◆ **Try it**:
Look through the records below and give the number of lines holding the string "Speed", nothing more.

[Dataset rows describing interfaces]
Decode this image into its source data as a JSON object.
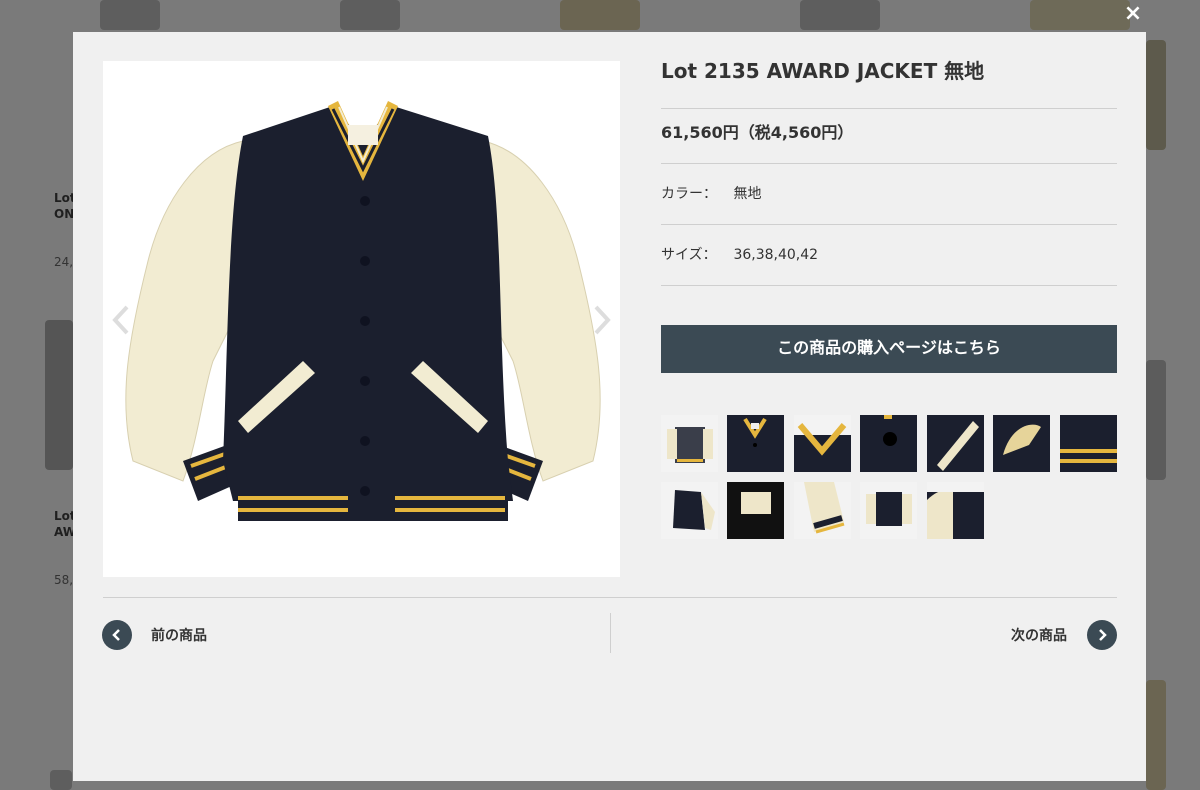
{
  "background": {
    "items": [
      {
        "line1": "Lot",
        "line2": "ON",
        "price": "24,"
      },
      {
        "line1": "Lot",
        "line2": "AW",
        "price": "58,"
      }
    ]
  },
  "modal": {
    "close_label": "×",
    "product": {
      "title": "Lot 2135 AWARD JACKET 無地",
      "price": "61,560円（税4,560円）",
      "color_label": "カラー：",
      "color_value": "無地",
      "size_label": "サイズ：",
      "size_value": "36,38,40,42"
    },
    "buy_button": "この商品の購入ページはこちら",
    "thumbnails": [
      "front-jacket-thumb",
      "collar-thumb",
      "collar-closeup-thumb",
      "button-thumb",
      "pocket-thumb",
      "pocket-open-thumb",
      "cuff-thumb",
      "side-jacket-thumb",
      "label-thumb",
      "sleeve-thumb",
      "back-jacket-thumb",
      "shoulder-thumb"
    ],
    "prev_label": "前の商品",
    "next_label": "次の商品"
  },
  "colors": {
    "accent": "#3b4a54",
    "navy": "#1b1f2e",
    "cream": "#f2ecd2",
    "gold": "#e5b63e"
  }
}
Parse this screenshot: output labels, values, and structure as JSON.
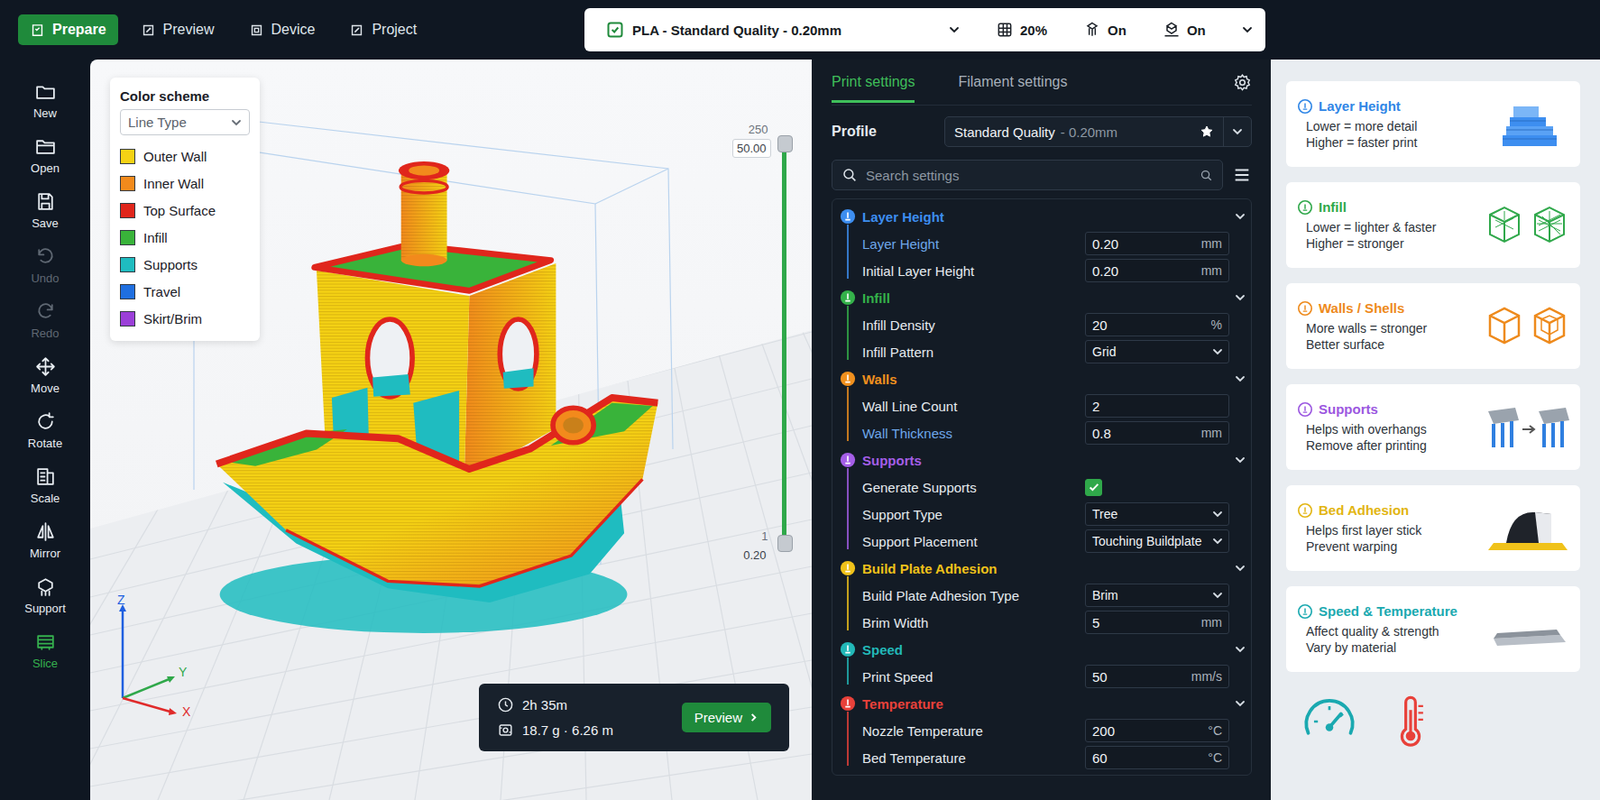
{
  "top_bar": {
    "tabs": [
      {
        "label": "Prepare",
        "selected": true
      },
      {
        "label": "Preview",
        "selected": false
      },
      {
        "label": "Device",
        "selected": false
      },
      {
        "label": "Project",
        "selected": false
      }
    ],
    "summary": {
      "profile": "PLA - Standard Quality - 0.20mm",
      "infill": "20%",
      "supports": "On",
      "adhesion": "On"
    }
  },
  "toolbar": [
    {
      "label": "New",
      "disabled": false,
      "selected": false
    },
    {
      "label": "Open",
      "disabled": false,
      "selected": false
    },
    {
      "label": "Save",
      "disabled": false,
      "selected": false
    },
    {
      "label": "Undo",
      "disabled": true,
      "selected": false
    },
    {
      "label": "Redo",
      "disabled": true,
      "selected": false
    },
    {
      "label": "Move",
      "disabled": false,
      "selected": false
    },
    {
      "label": "Rotate",
      "disabled": false,
      "selected": false
    },
    {
      "label": "Scale",
      "disabled": false,
      "selected": false
    },
    {
      "label": "Mirror",
      "disabled": false,
      "selected": false
    },
    {
      "label": "Support",
      "disabled": false,
      "selected": false
    },
    {
      "label": "Slice",
      "disabled": false,
      "selected": true
    }
  ],
  "viewport": {
    "legend": {
      "title": "Color scheme",
      "select": "Line Type",
      "items": [
        {
          "label": "Outer Wall",
          "color": "#f5d214"
        },
        {
          "label": "Inner Wall",
          "color": "#f28a1c"
        },
        {
          "label": "Top Surface",
          "color": "#e0261c"
        },
        {
          "label": "Infill",
          "color": "#39b33a"
        },
        {
          "label": "Supports",
          "color": "#1fbcc0"
        },
        {
          "label": "Travel",
          "color": "#1f6fe0"
        },
        {
          "label": "Skirt/Brim",
          "color": "#9b3fd8"
        }
      ]
    },
    "layer_slider": {
      "top_layer": "250",
      "top_height": "50.00",
      "bottom_layer": "1",
      "bottom_height": "0.20",
      "level": 1
    },
    "axes": [
      "X",
      "Y",
      "Z"
    ],
    "estimate": {
      "time": "2h 35m",
      "material": "18.7 g · 6.26 m",
      "button": "Preview"
    }
  },
  "settings": {
    "tabs": [
      {
        "label": "Print settings",
        "selected": true
      },
      {
        "label": "Filament settings",
        "selected": false
      }
    ],
    "profile": {
      "label": "Profile",
      "name": "Standard Quality",
      "detail": "- 0.20mm",
      "favorite": true
    },
    "search": {
      "placeholder": "Search settings"
    },
    "sections": [
      {
        "title": "Layer Height",
        "color": "#3d8ef0",
        "expanded": true,
        "rows": [
          {
            "kind": "number",
            "label": "Layer Height",
            "value": "0.20",
            "unit": "mm",
            "modified": true
          },
          {
            "kind": "number",
            "label": "Initial Layer Height",
            "value": "0.20",
            "unit": "mm",
            "modified": false
          }
        ]
      },
      {
        "title": "Infill",
        "color": "#34b24a",
        "expanded": true,
        "rows": [
          {
            "kind": "number",
            "label": "Infill Density",
            "value": "20",
            "unit": "%",
            "modified": false
          },
          {
            "kind": "select",
            "label": "Infill Pattern",
            "value": "Grid",
            "modified": false
          }
        ]
      },
      {
        "title": "Walls",
        "color": "#f0901e",
        "expanded": true,
        "rows": [
          {
            "kind": "number",
            "label": "Wall Line Count",
            "value": "2",
            "modified": false
          },
          {
            "kind": "number",
            "label": "Wall Thickness",
            "value": "0.8",
            "unit": "mm",
            "modified": true
          }
        ]
      },
      {
        "title": "Supports",
        "color": "#a55ee8",
        "expanded": true,
        "rows": [
          {
            "kind": "checkbox",
            "label": "Generate Supports",
            "checked": true,
            "modified": false
          },
          {
            "kind": "select",
            "label": "Support Type",
            "value": "Tree",
            "modified": false
          },
          {
            "kind": "select",
            "label": "Support Placement",
            "value": "Touching Buildplate",
            "modified": false
          }
        ]
      },
      {
        "title": "Build Plate Adhesion",
        "color": "#f0c21a",
        "expanded": true,
        "rows": [
          {
            "kind": "select",
            "label": "Build Plate Adhesion Type",
            "value": "Brim",
            "modified": false
          },
          {
            "kind": "number",
            "label": "Brim Width",
            "value": "5",
            "unit": "mm",
            "modified": false
          }
        ]
      },
      {
        "title": "Speed",
        "color": "#22b8b8",
        "expanded": true,
        "rows": [
          {
            "kind": "number",
            "label": "Print Speed",
            "value": "50",
            "unit": "mm/s",
            "modified": false
          }
        ]
      },
      {
        "title": "Temperature",
        "color": "#e8413a",
        "expanded": true,
        "rows": [
          {
            "kind": "number",
            "label": "Nozzle Temperature",
            "value": "200",
            "unit": "°C",
            "modified": false
          },
          {
            "kind": "number",
            "label": "Bed Temperature",
            "value": "60",
            "unit": "°C",
            "modified": false
          }
        ]
      }
    ]
  },
  "help": {
    "cards": [
      {
        "title": "Layer Height",
        "lines": [
          "Lower = more detail",
          "Higher = faster print"
        ],
        "color": "#2f86e6"
      },
      {
        "title": "Infill",
        "lines": [
          "Lower = lighter & faster",
          "Higher = stronger"
        ],
        "color": "#2fa84a"
      },
      {
        "title": "Walls / Shells",
        "lines": [
          "More walls = stronger",
          "Better surface"
        ],
        "color": "#ee8a1c"
      },
      {
        "title": "Supports",
        "lines": [
          "Helps with overhangs",
          "Remove after printing"
        ],
        "color": "#9b57e0"
      },
      {
        "title": "Bed Adhesion",
        "lines": [
          "Helps first layer stick",
          "Prevent warping"
        ],
        "color": "#e2b512"
      },
      {
        "title": "Speed & Temperature",
        "lines": [
          "Affect quality & strength",
          "Vary by material"
        ],
        "color": "#1aa9b0"
      }
    ]
  }
}
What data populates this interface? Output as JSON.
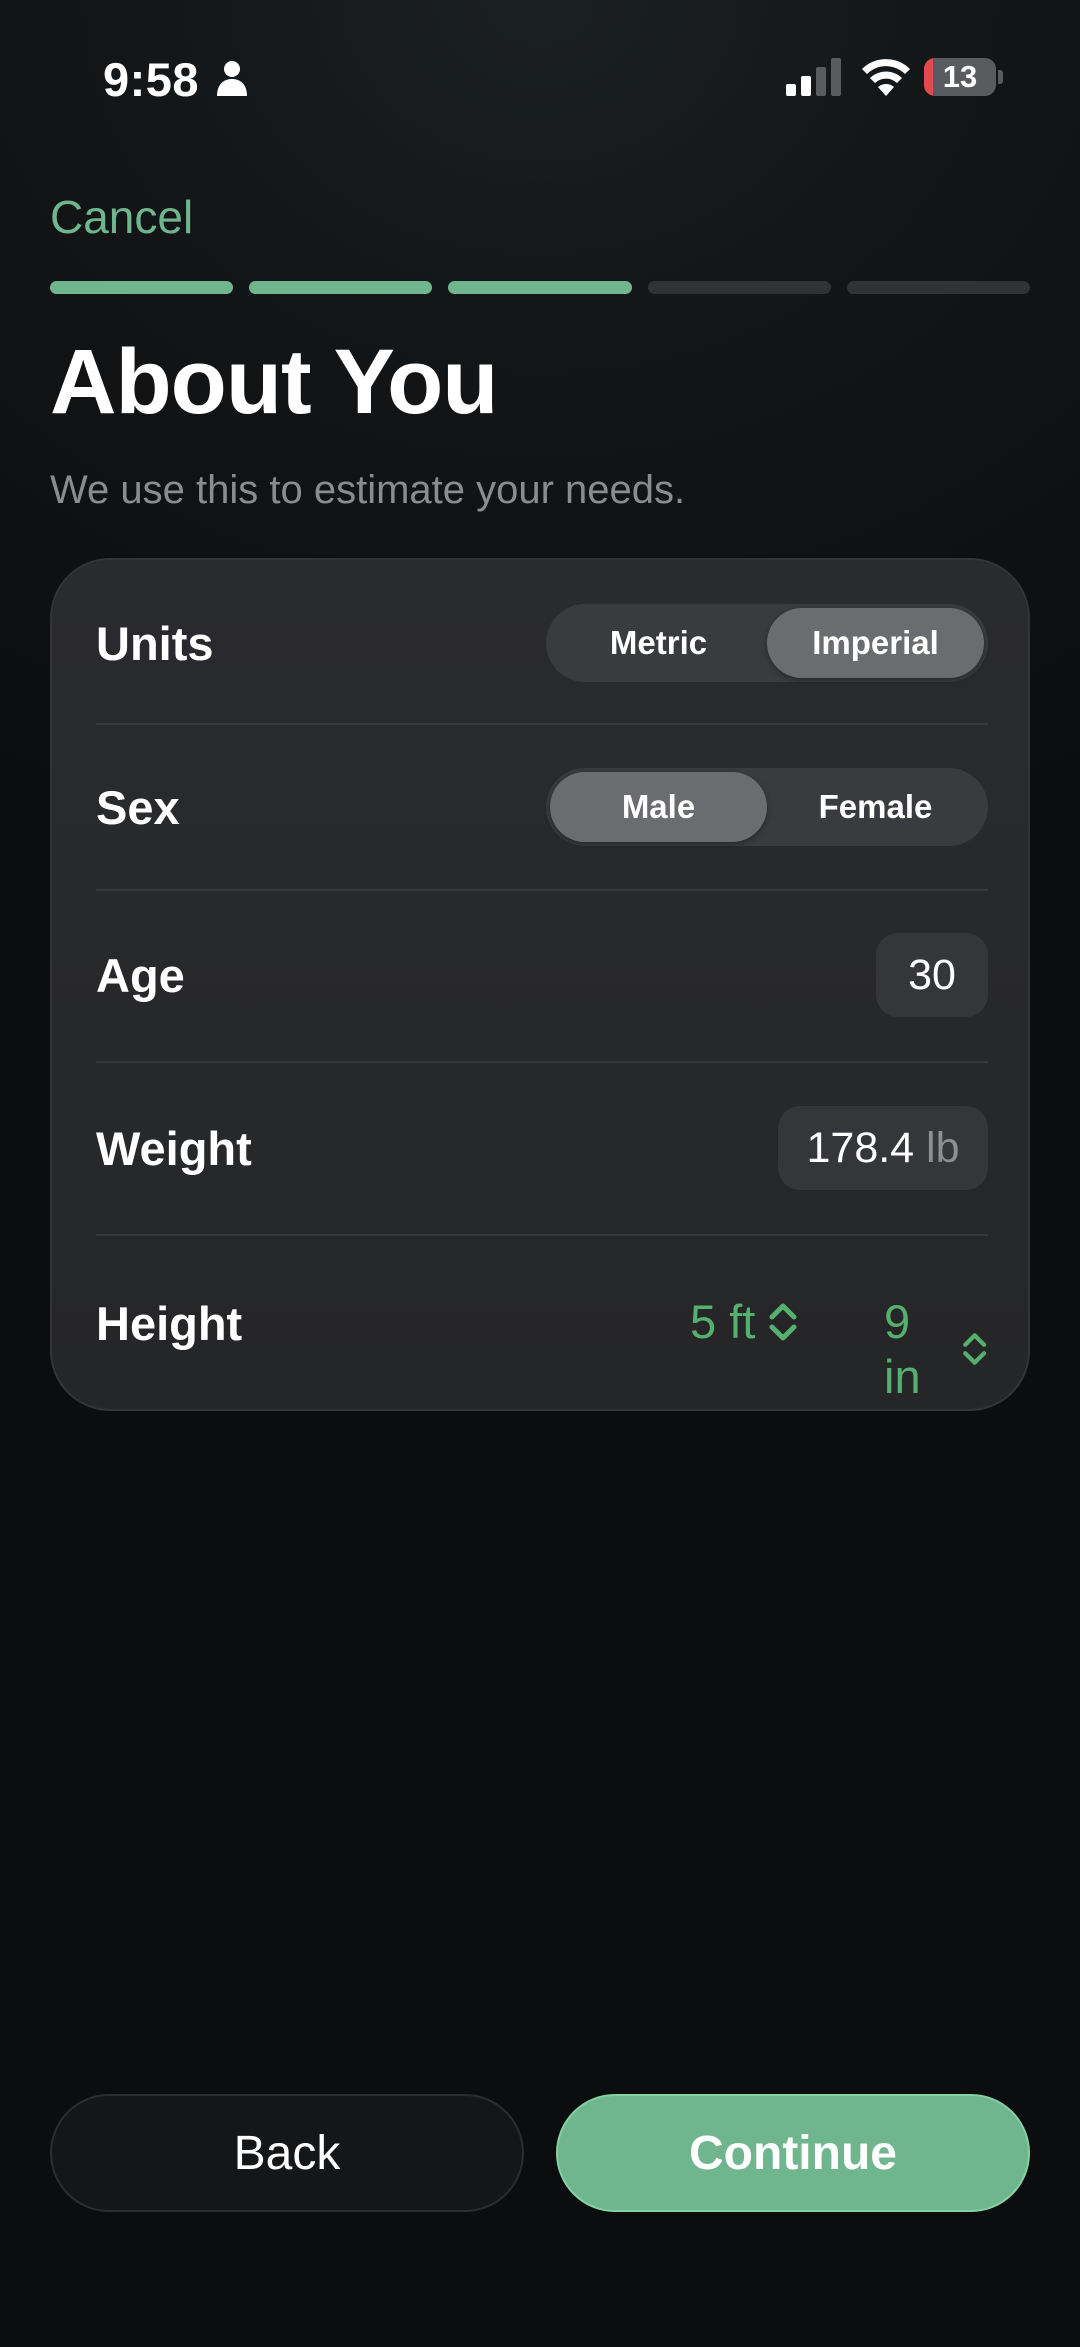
{
  "status_bar": {
    "time": "9:58",
    "battery_level": "13",
    "battery_fraction": 0.13,
    "icons": [
      "person-icon",
      "cellular-signal-icon",
      "wifi-icon",
      "battery-icon"
    ]
  },
  "header": {
    "cancel_label": "Cancel",
    "progress": {
      "total_steps": 5,
      "completed_steps": 3
    },
    "title": "About You",
    "subtitle": "We use this to estimate your needs."
  },
  "form": {
    "units": {
      "label": "Units",
      "options": [
        "Metric",
        "Imperial"
      ],
      "selected": "Imperial"
    },
    "sex": {
      "label": "Sex",
      "options": [
        "Male",
        "Female"
      ],
      "selected": "Male"
    },
    "age": {
      "label": "Age",
      "value": "30"
    },
    "weight": {
      "label": "Weight",
      "value": "178.4",
      "unit": "lb"
    },
    "height": {
      "label": "Height",
      "feet": "5 ft",
      "inches": "9 in"
    }
  },
  "footer": {
    "back_label": "Back",
    "continue_label": "Continue"
  },
  "colors": {
    "accent": "#6fb58e",
    "stepper_text": "#55b06f",
    "background": "#0c0d0f",
    "card": "#28292c",
    "battery_low": "#e5484d"
  }
}
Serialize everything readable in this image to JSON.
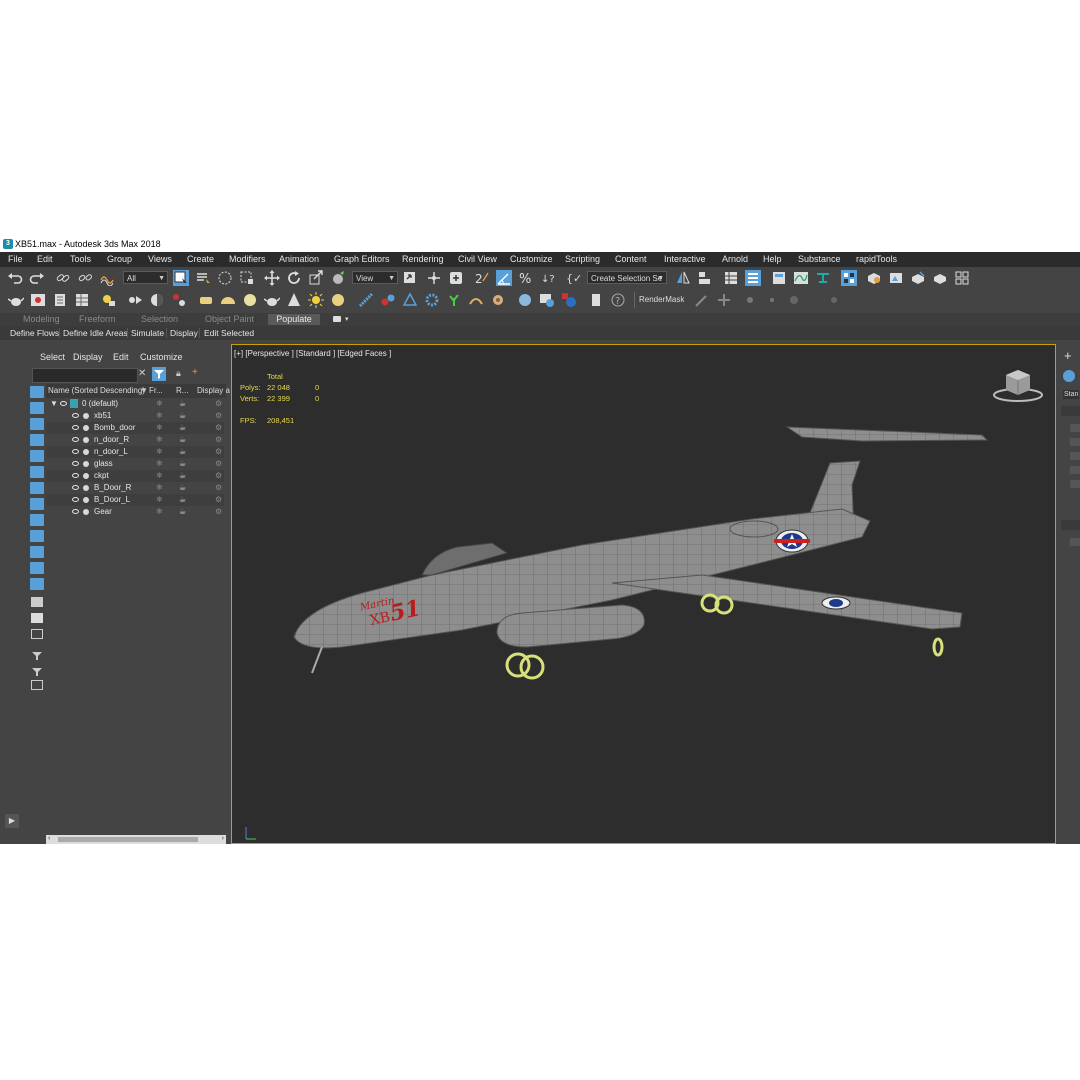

◆ **The completed task**:
3